When it aired, the small, little-known drama Rectify received a lot of praise. Southern Gothic follows Daniel Holden, a man freed from prison after being cleared of a murder he committed decades earlier. A great many people still doubt his innocence despite the fact that he is free.
Another show that delves into a character’s troubled mind is the gripping, quiet drama The Quiet, Tense, and Relentless. There is a compelling parallel between Daniel and Don’s struggles, despite their vast differences.
10. The Americans
‘The Americans,’ an award-winning FX drama, was one of the most intense shows on television for a long period of time. Following two Russian spies during the Cold War as they infiltrate the United States and begin a family together.
While husband and wife in this series share a dark secret, it doesn’t make it any easier on them to deal with it. The show’s suspense and intrigue are vastly different from Mad Men’s, but its exploration of relationships and secrets is strikingly similar to that of the latter.
11. Call The Midwife
This BBC production takes place in 1950s London, like most of the others on the schedule. The story revolves around a young midwife who moves to a new city and has to deal with the hazards of her new job, including the threat of death.
The exploration of a woman’s life in the 1960s is one of the show’s most intriguing and well-done aspects. They may be in worlds apart, but even the most talented and accomplished women in this era faced challenges.
12. The Marvelous Mrs. Maisel
This year marks the start of a third season of the award-winning period comedy The Marvelous Mrs. Maisel. The story takes place in 1950s New York City and centers on a housewife who wants to be a stand-up comedian.
The setting in New York and the time period lend the show a distinct Mad Men flavor. In addition to that, The Marvelous Mrs. Maisel does an excellent job of portraying the oppressed lives of housewives and women trying to succeed in a male-dominated career.
13. BoJack Horseman
BoJack Horseman is a groundbreaking work of animated comedy-drama. An anthropomorphic horse who was a washed-up actor in Los Angeles is the subject of a Netflix series. Despite his best efforts to make a comeback, he is still battling personal issues.
Don Draper’s journey can be likened to the journey of a cartoon horse, despite the fact that the two characters are very different. They both have varying degrees of success, but they can’t seem to stop sabotaging their own attempts at improvement.

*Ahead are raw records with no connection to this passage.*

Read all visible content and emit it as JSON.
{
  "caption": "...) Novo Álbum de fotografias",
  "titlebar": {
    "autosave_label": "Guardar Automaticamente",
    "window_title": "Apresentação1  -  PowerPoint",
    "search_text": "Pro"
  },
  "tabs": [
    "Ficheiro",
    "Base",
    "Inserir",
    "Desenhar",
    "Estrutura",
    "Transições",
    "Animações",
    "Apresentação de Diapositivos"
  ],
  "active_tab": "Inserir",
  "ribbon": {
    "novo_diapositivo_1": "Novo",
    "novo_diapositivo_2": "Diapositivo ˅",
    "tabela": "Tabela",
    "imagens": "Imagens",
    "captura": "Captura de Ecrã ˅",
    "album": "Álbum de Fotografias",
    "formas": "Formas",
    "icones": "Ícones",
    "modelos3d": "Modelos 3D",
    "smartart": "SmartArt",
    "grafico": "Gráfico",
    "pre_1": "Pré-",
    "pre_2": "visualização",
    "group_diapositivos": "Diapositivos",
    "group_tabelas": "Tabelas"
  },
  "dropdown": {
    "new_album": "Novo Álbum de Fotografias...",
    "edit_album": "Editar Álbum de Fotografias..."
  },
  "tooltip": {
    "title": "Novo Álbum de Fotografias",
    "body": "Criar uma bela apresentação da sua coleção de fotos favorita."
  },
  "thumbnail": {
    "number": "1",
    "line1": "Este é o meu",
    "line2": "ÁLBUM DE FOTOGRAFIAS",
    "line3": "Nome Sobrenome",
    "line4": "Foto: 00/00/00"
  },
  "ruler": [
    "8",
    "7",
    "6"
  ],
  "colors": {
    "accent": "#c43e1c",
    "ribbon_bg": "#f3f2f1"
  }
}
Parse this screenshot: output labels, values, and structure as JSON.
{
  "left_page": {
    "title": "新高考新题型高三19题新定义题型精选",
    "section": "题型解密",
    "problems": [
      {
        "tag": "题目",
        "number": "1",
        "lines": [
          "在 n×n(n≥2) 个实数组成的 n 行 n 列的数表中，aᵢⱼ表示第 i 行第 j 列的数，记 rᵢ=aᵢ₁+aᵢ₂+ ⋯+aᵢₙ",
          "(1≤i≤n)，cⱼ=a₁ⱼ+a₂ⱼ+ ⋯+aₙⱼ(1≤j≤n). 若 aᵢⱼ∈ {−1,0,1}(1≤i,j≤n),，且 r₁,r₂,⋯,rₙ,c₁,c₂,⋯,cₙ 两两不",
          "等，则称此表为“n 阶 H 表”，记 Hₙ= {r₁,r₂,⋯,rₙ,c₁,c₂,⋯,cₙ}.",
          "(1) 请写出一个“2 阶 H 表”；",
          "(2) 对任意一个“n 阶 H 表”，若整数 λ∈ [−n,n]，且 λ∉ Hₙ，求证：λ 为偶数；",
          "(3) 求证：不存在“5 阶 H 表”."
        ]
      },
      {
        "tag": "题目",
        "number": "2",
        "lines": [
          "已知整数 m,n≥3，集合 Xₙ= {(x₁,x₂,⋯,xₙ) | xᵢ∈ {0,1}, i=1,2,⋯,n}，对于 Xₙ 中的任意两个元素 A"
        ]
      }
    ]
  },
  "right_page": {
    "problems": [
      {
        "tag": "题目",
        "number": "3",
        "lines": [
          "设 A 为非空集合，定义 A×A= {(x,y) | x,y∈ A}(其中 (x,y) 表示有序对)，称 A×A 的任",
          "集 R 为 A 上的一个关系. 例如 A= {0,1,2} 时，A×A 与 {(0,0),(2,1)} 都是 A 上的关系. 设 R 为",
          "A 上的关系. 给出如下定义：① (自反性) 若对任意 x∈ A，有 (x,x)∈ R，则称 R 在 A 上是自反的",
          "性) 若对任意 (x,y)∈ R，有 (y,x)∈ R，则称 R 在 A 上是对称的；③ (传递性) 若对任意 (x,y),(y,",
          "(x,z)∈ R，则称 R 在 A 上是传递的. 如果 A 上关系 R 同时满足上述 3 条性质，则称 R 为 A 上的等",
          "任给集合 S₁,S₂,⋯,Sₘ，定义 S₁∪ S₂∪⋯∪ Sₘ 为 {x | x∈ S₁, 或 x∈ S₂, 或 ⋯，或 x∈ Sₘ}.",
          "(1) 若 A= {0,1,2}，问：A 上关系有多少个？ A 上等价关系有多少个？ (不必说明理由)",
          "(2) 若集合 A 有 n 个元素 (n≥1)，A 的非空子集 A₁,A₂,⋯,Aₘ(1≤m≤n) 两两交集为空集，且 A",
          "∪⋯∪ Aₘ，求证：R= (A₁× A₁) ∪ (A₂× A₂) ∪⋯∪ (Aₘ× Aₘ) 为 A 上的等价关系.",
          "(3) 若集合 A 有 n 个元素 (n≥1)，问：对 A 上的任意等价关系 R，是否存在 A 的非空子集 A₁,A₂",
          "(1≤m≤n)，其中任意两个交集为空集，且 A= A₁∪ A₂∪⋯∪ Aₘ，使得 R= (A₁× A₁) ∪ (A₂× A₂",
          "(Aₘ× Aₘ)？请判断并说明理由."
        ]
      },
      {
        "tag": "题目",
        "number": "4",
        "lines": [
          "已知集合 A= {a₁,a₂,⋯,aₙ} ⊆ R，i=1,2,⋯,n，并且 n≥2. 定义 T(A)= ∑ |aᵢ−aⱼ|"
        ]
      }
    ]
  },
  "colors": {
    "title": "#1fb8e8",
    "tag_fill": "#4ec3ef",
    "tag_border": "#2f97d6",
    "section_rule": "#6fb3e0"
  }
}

These movies and television shows take harrowing portrayals of people committing suicide.
14. Masters Of Sex
The period drama Masters of Sex is set in the 1950s as well. Using real-life events from the Masters and Johnson human sexuality research as a starting point, this series examines the relationship between the two researchers.
In addition to the time period, Mad Men and Masters of Sex have a lot in common thematically. Both shows devote a significant portion of their time to delving into the complexities of interpersonal relationships. Both films also take a look at the lives of working women in the era.
15. Halt And Catch Fire
It’s a period drama, but it’s quite different from the others we’ve seen so far on this list. Set in the 1980s, this show follows a small group of computer scientists as they work to create a revolutionary new system.
While Halt and Catch Fire takes place in a different era, it explores the professional landscape in a similar way to how well Mad Men does. It follows a group of driven, obsessive professionals as they navigate a complex professional landscape.
A senior writer at Screen Rant, Colin McCormick has been with the company since its inception in 2019. Colin writes news, features, and reviews for Game Rant in addition to his work as Screen Rant. When Colin saw The Lion King for the first time in theaters, he fell in love with movies and hasn’t looked back since. Colin also watches a lot of TV, so he’s always up to date on the best shows on television. While he is always on the lookout for new projects, he has a particular fondness for crime films with a dark sense of humor, a la Elmore Leonard, his favorite author.